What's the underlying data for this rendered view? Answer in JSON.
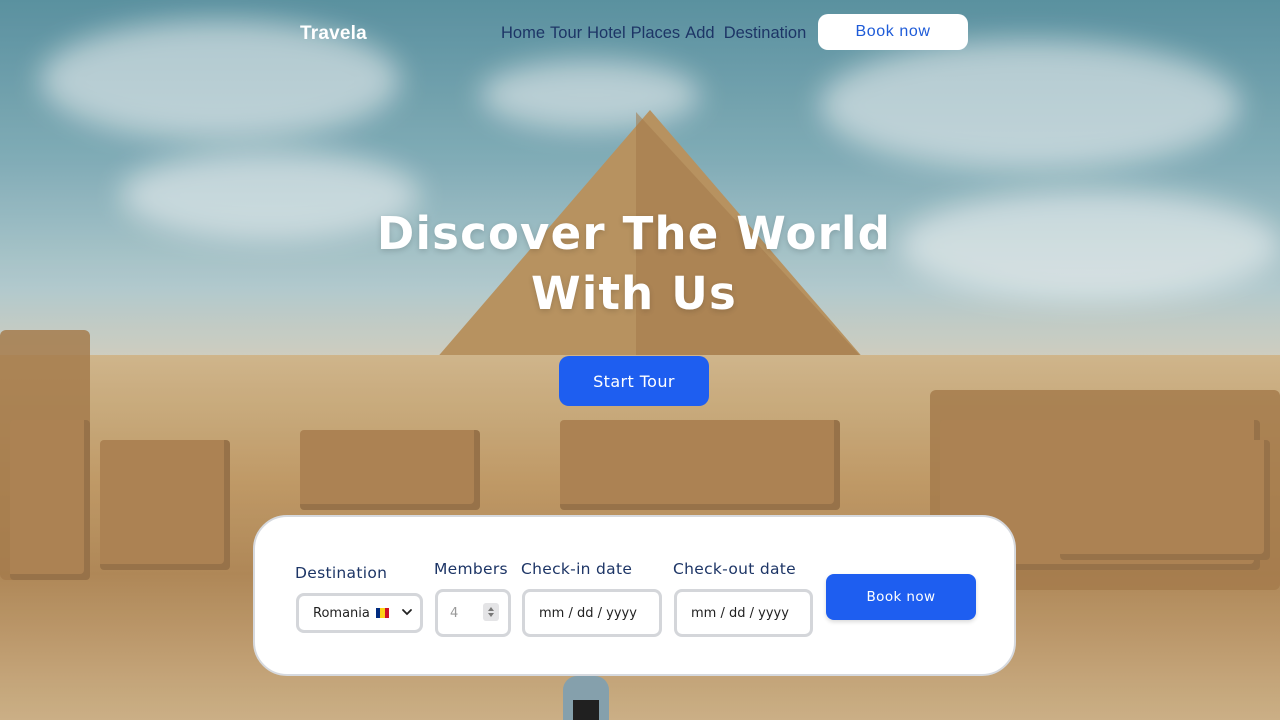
{
  "brand": {
    "name": "Travela",
    "accent": "#1e5ef0",
    "nav_text_color": "#1d3566"
  },
  "nav": {
    "links": [
      "Home",
      "Tour",
      "Hotel",
      "Places",
      "Add  Destination"
    ],
    "book_label": "Book now"
  },
  "hero": {
    "headline_line1": "Discover The World",
    "headline_line2": "With Us",
    "cta_label": "Start Tour",
    "background": "pyramid-of-giza-photo"
  },
  "booking": {
    "destination": {
      "label": "Destination",
      "value": "Romania",
      "icon": "romania-flag-icon"
    },
    "members": {
      "label": "Members",
      "placeholder": "4"
    },
    "checkin": {
      "label": "Check-in date",
      "placeholder": "mm / dd / yyyy"
    },
    "checkout": {
      "label": "Check-out date",
      "placeholder": "mm / dd / yyyy"
    },
    "submit_label": "Book now"
  }
}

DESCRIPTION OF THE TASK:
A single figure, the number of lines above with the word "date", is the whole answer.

TASK ANSWER:
2